This all appears to have happened well after the deployment of RT, for example one of the fixed bugs was ticket #815. I suspect the unfixed bugs would be in the neighborhood of #1100 +/- 30, assuming they were all previously unreported. I don't think he'd have marked them high-priority, given the relative obscurity of some browsers involved.
My goal isn't to force you to fix the bugs, and given the trend of the poll I don't think I'll disclose them publicly anyway. Rather, it's to get that particular story told, so I'll feel like moving on with the narrative of my journal, such as it is.
I haven't read the ToS, so I don't really know what the rules are, but here's what I answered, in order: "in full detail", "everyone", "in full detail", "friends only".
The reason for the first and second is that giving full disclosure on a bug that's fixed gives everyone the chance to study it and learn from the mistakes, but it's still "safe" because no one can run out and use it to steal someone's journal. If by "fixed" you only mean "fixed on the test site, but still not fixed on the main site", then I'd say don't disclose it to everyone... maybe just friends. I answered "everyone" under the assumption that you WANT to disclose your experience and the bugs you found to everyone... if you don't, you're not under any ethical obligation to do so.
As to the second, I think you gave Brad long enough to check into the security holes and fix them, or at least to acknowledge them all. Of course, if he really did misplace them, someone might take your reports and resubmit them and try to take credit... well, your call on that. As to what to disclose and to whom, I think full disclosure is again good because it allows us to learn from the mistakes. I don't think necessarily disclosing it to the entire world is a good idea, because it could turn into a recipe for a script-kiddie. Posting friends-only doesn't necessarily mean someone won't republish what you write and make it public, but I think it's a happy medium between full disclosure to everyone and not disclosing anything.
Of course, if you don't want to share anything, don't, but I'd definitely be interested to see what you write.
|Date:||July 19th, 2006 08:32 am (UTC)|| |
Thanks. I'm definitely leaning in the direction of your answers. It is reassuring that you are one of the few people on my flist actually qualified to give advice on security research.
As for things being fixed only on the test site, it's (imho) unethical to discover that, because you'd have had to try an exploit on the main site, which was not in the scope of the challenge. Permission was granted to bang on only the test server, afaik. But I think I can assume security bugfixes were applied to the test site and then to the main site within a day of the changes having appeared in public CVS / SVN. The bugs I'm calling "fixed" ought to be unambiguously dead at this point.
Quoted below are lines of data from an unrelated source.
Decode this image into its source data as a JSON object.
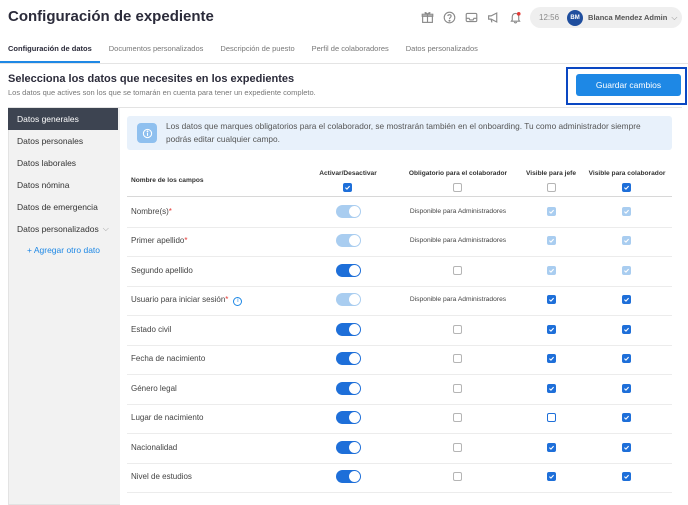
{
  "header": {
    "title": "Configuración de expediente",
    "time": "12:56",
    "avatar_initials": "BM",
    "user_name": "Blanca Mendez Admin",
    "icons": [
      "gift-icon",
      "help-icon",
      "inbox-icon",
      "megaphone-icon",
      "bell-icon"
    ]
  },
  "tabs": [
    {
      "label": "Configuración de datos"
    },
    {
      "label": "Documentos personalizados"
    },
    {
      "label": "Descripción de puesto"
    },
    {
      "label": "Perfil de colaboradores"
    },
    {
      "label": "Datos personalizados"
    }
  ],
  "section": {
    "title": "Selecciona los datos que necesites en los expedientes",
    "subtitle": "Los datos que actives son los que se tomarán en cuenta para tener un expediente completo."
  },
  "save_label": "Guardar cambios",
  "sidebar": {
    "items": [
      {
        "label": "Datos generales"
      },
      {
        "label": "Datos personales"
      },
      {
        "label": "Datos laborales"
      },
      {
        "label": "Datos nómina"
      },
      {
        "label": "Datos de emergencia"
      },
      {
        "label": "Datos personalizados"
      }
    ],
    "add_label": "+ Agregar otro dato"
  },
  "info_text": "Los datos que marques obligatorios para el colaborador, se mostrarán también en el onboarding. Tu como administrador siempre podrás editar cualquier campo.",
  "table": {
    "headers": {
      "name": "Nombre de los campos",
      "active": "Activar/Desactivar",
      "required": "Obligatorio para el colaborador",
      "boss": "Visible para jefe",
      "collab": "Visible para colaborador"
    },
    "admin_only_text": "Disponible para Administradores",
    "rows": [
      {
        "label": "Nombre(s)",
        "required_mark": "*",
        "toggle": "disabled",
        "required": "admin",
        "boss": "checked-disabled",
        "collab": "checked-disabled"
      },
      {
        "label": "Primer apellido",
        "required_mark": "*",
        "toggle": "disabled",
        "required": "admin",
        "boss": "checked-disabled",
        "collab": "checked-disabled"
      },
      {
        "label": "Segundo apellido",
        "required_mark": "",
        "toggle": "on",
        "required": "empty",
        "boss": "checked-disabled",
        "collab": "checked-disabled"
      },
      {
        "label": "Usuario para iniciar sesión",
        "required_mark": "*",
        "help": true,
        "toggle": "disabled",
        "required": "admin",
        "boss": "checked",
        "collab": "checked"
      },
      {
        "label": "Estado civil",
        "required_mark": "",
        "toggle": "on",
        "required": "empty",
        "boss": "checked",
        "collab": "checked"
      },
      {
        "label": "Fecha de nacimiento",
        "required_mark": "",
        "toggle": "on",
        "required": "empty",
        "boss": "checked",
        "collab": "checked"
      },
      {
        "label": "Género legal",
        "required_mark": "",
        "toggle": "on",
        "required": "empty",
        "boss": "checked",
        "collab": "checked"
      },
      {
        "label": "Lugar de nacimiento",
        "required_mark": "",
        "toggle": "on",
        "required": "empty",
        "boss": "empty-blue",
        "collab": "checked"
      },
      {
        "label": "Nacionalidad",
        "required_mark": "",
        "toggle": "on",
        "required": "empty",
        "boss": "checked",
        "collab": "checked"
      },
      {
        "label": "Nivel de estudios",
        "required_mark": "",
        "toggle": "on",
        "required": "empty",
        "boss": "checked",
        "collab": "checked"
      }
    ]
  },
  "colors": {
    "accent": "#1e88e5",
    "toggle_on": "#1e6fd9",
    "toggle_disabled": "#a9cdf0",
    "sidebar_active": "#3d4451",
    "highlight_frame": "#0a47c2"
  }
}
Oh, right, good point. In that case, I think you're right, you've got every reason to believe that "fixed" means fixed.